188 WHEN THE WORLD WAS YOUNG
they were most like crocodiles, hut in other respects, again, they remind us of ostriches. To this class Naturalists have given the name of Dinosaurs, from two Greek words, which mean ' terrible lizards.'
All the tribe were alike in one way, for they had four legs ; but in some the structure of the bones shows that the Dinosaur could, when it chose, stand upright, while other varieties, such as the Brontosaur, must have been compelled, or at any rate must have preferred, to walk on all fours. This monstrous beast was about sixty feet long, its skeleton has always been found on the bank of a lake or river, and it probably fed on water plants. It had a long neck, which would enable it to rear its head out of the water and see whether the coast was clear of its enemies, and a long tail, which was a great help in swimming. But when on land it must have been difficult indeed for an animal of such huge bulk to get out of the way when attacked, and still more difficult for it to escape detection, as every one of its tracks measures a whole square yard.

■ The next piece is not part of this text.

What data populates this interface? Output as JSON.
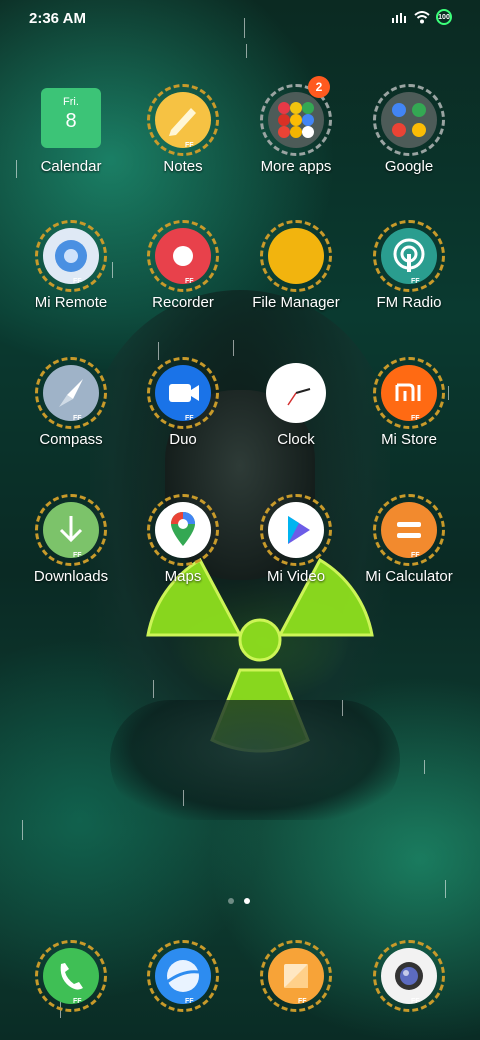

About the same time that the Brontosaurus was wallowing among the reeds of the lakes and rivers which covered the tract of country now called Colorado, one of his distant cousins might have been met with any day in the Weald of Sussex, had there been anyone living on the earth to take a walk! This particular reptile has been given the name of Iguanodon, from a peculiarity of its teeth. The largest kind known is thirty feet long, from its nose to the end of its powerful tail, and when walking, as it always did, on its hind legs, was as tall as a very big elephant. "From the hollowness of its limb bones it was able to move more lightly than some of the other animals whose bones were solid throughout, and this was very necessary, as, unlike many of these old lizards, the Iguanodon had no sharp knots or spines on its skin to ward off the attacks of its flesh-eating foes. So, when standing as high as it did, it saw one of these huge